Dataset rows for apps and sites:
# # # # # # #

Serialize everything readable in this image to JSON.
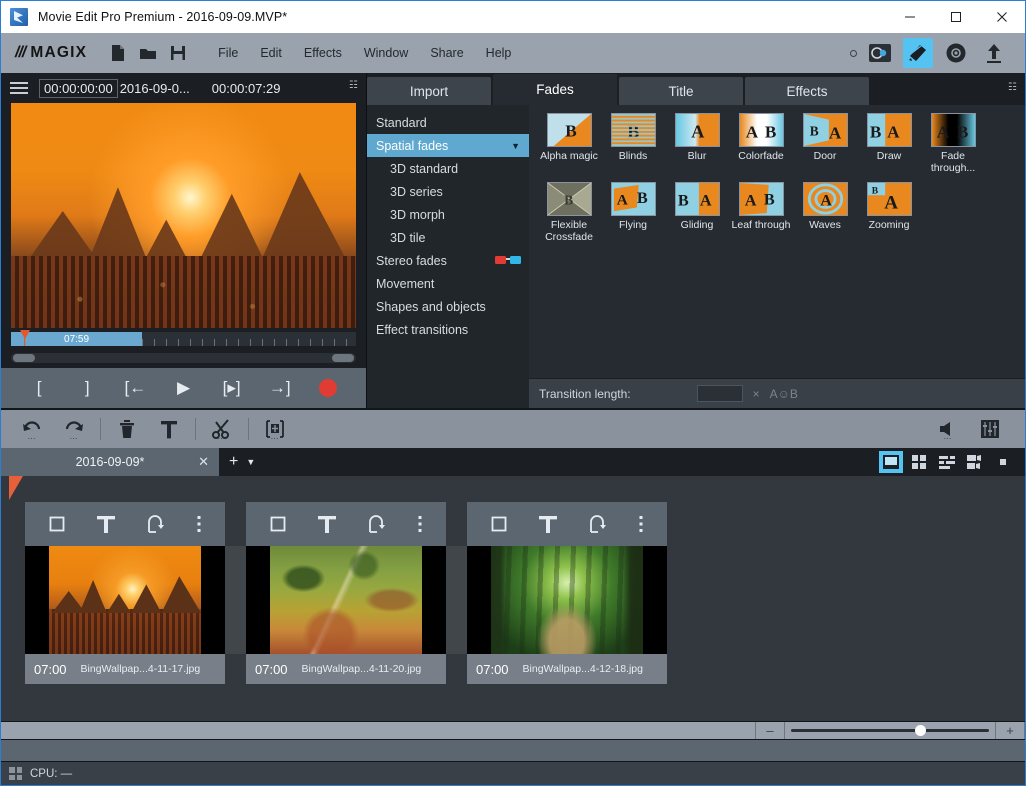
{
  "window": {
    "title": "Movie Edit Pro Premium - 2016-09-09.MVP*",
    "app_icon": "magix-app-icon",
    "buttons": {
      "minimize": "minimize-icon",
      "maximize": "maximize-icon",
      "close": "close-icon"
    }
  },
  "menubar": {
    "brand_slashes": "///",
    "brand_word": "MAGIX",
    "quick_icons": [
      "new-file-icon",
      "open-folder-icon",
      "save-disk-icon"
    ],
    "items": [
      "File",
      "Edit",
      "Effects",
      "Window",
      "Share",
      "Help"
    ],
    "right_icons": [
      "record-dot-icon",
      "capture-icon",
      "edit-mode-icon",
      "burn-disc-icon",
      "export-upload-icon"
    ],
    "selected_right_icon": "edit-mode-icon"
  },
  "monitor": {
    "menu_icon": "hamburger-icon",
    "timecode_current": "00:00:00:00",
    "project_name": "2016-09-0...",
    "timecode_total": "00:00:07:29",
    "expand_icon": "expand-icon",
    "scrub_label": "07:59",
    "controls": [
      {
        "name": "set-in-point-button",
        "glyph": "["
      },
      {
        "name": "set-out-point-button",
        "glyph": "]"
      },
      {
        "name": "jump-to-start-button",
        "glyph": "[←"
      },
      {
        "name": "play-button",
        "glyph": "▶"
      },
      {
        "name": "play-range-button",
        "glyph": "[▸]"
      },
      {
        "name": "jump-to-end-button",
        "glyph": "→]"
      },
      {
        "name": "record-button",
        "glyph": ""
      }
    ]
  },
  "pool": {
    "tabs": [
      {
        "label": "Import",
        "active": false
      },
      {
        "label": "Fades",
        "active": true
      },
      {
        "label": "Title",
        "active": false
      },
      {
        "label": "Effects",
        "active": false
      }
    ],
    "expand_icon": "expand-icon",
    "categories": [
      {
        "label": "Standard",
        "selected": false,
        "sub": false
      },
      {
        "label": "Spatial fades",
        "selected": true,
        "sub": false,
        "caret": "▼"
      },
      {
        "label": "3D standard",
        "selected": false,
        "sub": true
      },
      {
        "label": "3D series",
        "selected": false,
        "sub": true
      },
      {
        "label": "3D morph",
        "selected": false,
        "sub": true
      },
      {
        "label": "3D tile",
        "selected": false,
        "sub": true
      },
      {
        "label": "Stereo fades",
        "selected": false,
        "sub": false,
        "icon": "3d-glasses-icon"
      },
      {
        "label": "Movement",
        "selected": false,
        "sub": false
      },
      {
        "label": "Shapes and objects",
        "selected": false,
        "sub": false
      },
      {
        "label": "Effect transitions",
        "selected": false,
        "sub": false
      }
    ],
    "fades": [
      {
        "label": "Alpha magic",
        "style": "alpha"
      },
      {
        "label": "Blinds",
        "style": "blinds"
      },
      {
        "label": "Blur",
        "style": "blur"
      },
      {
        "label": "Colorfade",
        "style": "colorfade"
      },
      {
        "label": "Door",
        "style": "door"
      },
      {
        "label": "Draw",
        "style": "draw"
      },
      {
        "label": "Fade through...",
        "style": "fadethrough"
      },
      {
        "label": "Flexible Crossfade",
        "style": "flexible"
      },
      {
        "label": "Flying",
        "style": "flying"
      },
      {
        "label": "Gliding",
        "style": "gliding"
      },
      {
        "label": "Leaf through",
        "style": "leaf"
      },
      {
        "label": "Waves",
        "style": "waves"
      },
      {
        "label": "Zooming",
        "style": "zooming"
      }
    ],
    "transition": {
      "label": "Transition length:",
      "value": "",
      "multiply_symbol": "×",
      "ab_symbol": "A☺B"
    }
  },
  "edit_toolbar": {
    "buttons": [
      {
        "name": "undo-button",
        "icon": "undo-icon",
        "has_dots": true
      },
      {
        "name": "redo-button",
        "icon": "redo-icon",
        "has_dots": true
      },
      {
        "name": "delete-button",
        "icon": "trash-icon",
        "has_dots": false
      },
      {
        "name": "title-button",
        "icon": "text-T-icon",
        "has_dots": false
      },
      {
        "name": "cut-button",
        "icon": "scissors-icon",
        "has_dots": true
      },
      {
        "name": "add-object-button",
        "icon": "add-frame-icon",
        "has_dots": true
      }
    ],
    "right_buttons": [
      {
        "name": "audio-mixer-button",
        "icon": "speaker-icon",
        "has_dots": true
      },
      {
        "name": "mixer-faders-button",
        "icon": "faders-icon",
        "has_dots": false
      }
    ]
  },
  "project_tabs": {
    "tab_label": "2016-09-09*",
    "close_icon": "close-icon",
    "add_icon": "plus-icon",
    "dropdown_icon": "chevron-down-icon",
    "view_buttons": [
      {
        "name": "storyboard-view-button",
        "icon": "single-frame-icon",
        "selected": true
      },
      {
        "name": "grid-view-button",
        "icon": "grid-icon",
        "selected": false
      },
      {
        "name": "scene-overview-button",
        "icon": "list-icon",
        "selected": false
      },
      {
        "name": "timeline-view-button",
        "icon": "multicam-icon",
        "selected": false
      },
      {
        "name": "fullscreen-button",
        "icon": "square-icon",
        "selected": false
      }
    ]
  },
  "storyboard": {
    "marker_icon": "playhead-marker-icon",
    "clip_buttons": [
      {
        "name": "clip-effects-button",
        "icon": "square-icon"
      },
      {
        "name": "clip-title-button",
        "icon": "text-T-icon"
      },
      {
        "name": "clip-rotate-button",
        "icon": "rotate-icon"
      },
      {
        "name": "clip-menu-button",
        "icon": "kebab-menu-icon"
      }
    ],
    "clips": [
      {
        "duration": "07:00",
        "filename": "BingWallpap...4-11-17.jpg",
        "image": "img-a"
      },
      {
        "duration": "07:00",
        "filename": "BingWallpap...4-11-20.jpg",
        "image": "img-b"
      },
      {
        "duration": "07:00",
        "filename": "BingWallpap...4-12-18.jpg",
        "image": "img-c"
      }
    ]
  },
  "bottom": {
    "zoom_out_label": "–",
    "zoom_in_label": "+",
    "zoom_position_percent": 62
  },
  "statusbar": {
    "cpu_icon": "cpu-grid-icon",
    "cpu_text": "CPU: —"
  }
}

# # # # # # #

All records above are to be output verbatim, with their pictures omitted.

Serialize everything readable in this image to JSON.
{
  "window": {
    "title": "Movie Edit Pro Premium - 2016-09-09.MVP*",
    "app_icon": "magix-app-icon",
    "buttons": {
      "minimize": "minimize-icon",
      "maximize": "maximize-icon",
      "close": "close-icon"
    }
  },
  "menubar": {
    "brand_slashes": "///",
    "brand_word": "MAGIX",
    "quick_icons": [
      "new-file-icon",
      "open-folder-icon",
      "save-disk-icon"
    ],
    "items": [
      "File",
      "Edit",
      "Effects",
      "Window",
      "Share",
      "Help"
    ],
    "right_icons": [
      "record-dot-icon",
      "capture-icon",
      "edit-mode-icon",
      "burn-disc-icon",
      "export-upload-icon"
    ],
    "selected_right_icon": "edit-mode-icon"
  },
  "monitor": {
    "menu_icon": "hamburger-icon",
    "timecode_current": "00:00:00:00",
    "project_name": "2016-09-0...",
    "timecode_total": "00:00:07:29",
    "expand_icon": "expand-icon",
    "scrub_label": "07:59",
    "controls": [
      {
        "name": "set-in-point-button",
        "glyph": "["
      },
      {
        "name": "set-out-point-button",
        "glyph": "]"
      },
      {
        "name": "jump-to-start-button",
        "glyph": "[←"
      },
      {
        "name": "play-button",
        "glyph": "▶"
      },
      {
        "name": "play-range-button",
        "glyph": "[▸]"
      },
      {
        "name": "jump-to-end-button",
        "glyph": "→]"
      },
      {
        "name": "record-button",
        "glyph": ""
      }
    ]
  },
  "pool": {
    "tabs": [
      {
        "label": "Import",
        "active": false
      },
      {
        "label": "Fades",
        "active": true
      },
      {
        "label": "Title",
        "active": false
      },
      {
        "label": "Effects",
        "active": false
      }
    ],
    "expand_icon": "expand-icon",
    "categories": [
      {
        "label": "Standard",
        "selected": false,
        "sub": false
      },
      {
        "label": "Spatial fades",
        "selected": true,
        "sub": false,
        "caret": "▼"
      },
      {
        "label": "3D standard",
        "selected": false,
        "sub": true
      },
      {
        "label": "3D series",
        "selected": false,
        "sub": true
      },
      {
        "label": "3D morph",
        "selected": false,
        "sub": true
      },
      {
        "label": "3D tile",
        "selected": false,
        "sub": true
      },
      {
        "label": "Stereo fades",
        "selected": false,
        "sub": false,
        "icon": "3d-glasses-icon"
      },
      {
        "label": "Movement",
        "selected": false,
        "sub": false
      },
      {
        "label": "Shapes and objects",
        "selected": false,
        "sub": false
      },
      {
        "label": "Effect transitions",
        "selected": false,
        "sub": false
      }
    ],
    "fades": [
      {
        "label": "Alpha magic",
        "style": "alpha"
      },
      {
        "label": "Blinds",
        "style": "blinds"
      },
      {
        "label": "Blur",
        "style": "blur"
      },
      {
        "label": "Colorfade",
        "style": "colorfade"
      },
      {
        "label": "Door",
        "style": "door"
      },
      {
        "label": "Draw",
        "style": "draw"
      },
      {
        "label": "Fade through...",
        "style": "fadethrough"
      },
      {
        "label": "Flexible Crossfade",
        "style": "flexible"
      },
      {
        "label": "Flying",
        "style": "flying"
      },
      {
        "label": "Gliding",
        "style": "gliding"
      },
      {
        "label": "Leaf through",
        "style": "leaf"
      },
      {
        "label": "Waves",
        "style": "waves"
      },
      {
        "label": "Zooming",
        "style": "zooming"
      }
    ],
    "transition": {
      "label": "Transition length:",
      "value": "",
      "multiply_symbol": "×",
      "ab_symbol": "A☺B"
    }
  },
  "edit_toolbar": {
    "buttons": [
      {
        "name": "undo-button",
        "icon": "undo-icon",
        "has_dots": true
      },
      {
        "name": "redo-button",
        "icon": "redo-icon",
        "has_dots": true
      },
      {
        "name": "delete-button",
        "icon": "trash-icon",
        "has_dots": false
      },
      {
        "name": "title-button",
        "icon": "text-T-icon",
        "has_dots": false
      },
      {
        "name": "cut-button",
        "icon": "scissors-icon",
        "has_dots": true
      },
      {
        "name": "add-object-button",
        "icon": "add-frame-icon",
        "has_dots": true
      }
    ],
    "right_buttons": [
      {
        "name": "audio-mixer-button",
        "icon": "speaker-icon",
        "has_dots": true
      },
      {
        "name": "mixer-faders-button",
        "icon": "faders-icon",
        "has_dots": false
      }
    ]
  },
  "project_tabs": {
    "tab_label": "2016-09-09*",
    "close_icon": "close-icon",
    "add_icon": "plus-icon",
    "dropdown_icon": "chevron-down-icon",
    "view_buttons": [
      {
        "name": "storyboard-view-button",
        "icon": "single-frame-icon",
        "selected": true
      },
      {
        "name": "grid-view-button",
        "icon": "grid-icon",
        "selected": false
      },
      {
        "name": "scene-overview-button",
        "icon": "list-icon",
        "selected": false
      },
      {
        "name": "timeline-view-button",
        "icon": "multicam-icon",
        "selected": false
      },
      {
        "name": "fullscreen-button",
        "icon": "square-icon",
        "selected": false
      }
    ]
  },
  "storyboard": {
    "marker_icon": "playhead-marker-icon",
    "clip_buttons": [
      {
        "name": "clip-effects-button",
        "icon": "square-icon"
      },
      {
        "name": "clip-title-button",
        "icon": "text-T-icon"
      },
      {
        "name": "clip-rotate-button",
        "icon": "rotate-icon"
      },
      {
        "name": "clip-menu-button",
        "icon": "kebab-menu-icon"
      }
    ],
    "clips": [
      {
        "duration": "07:00",
        "filename": "BingWallpap...4-11-17.jpg",
        "image": "img-a"
      },
      {
        "duration": "07:00",
        "filename": "BingWallpap...4-11-20.jpg",
        "image": "img-b"
      },
      {
        "duration": "07:00",
        "filename": "BingWallpap...4-12-18.jpg",
        "image": "img-c"
      }
    ]
  },
  "bottom": {
    "zoom_out_label": "–",
    "zoom_in_label": "+",
    "zoom_position_percent": 62
  },
  "statusbar": {
    "cpu_icon": "cpu-grid-icon",
    "cpu_text": "CPU: —"
  }
}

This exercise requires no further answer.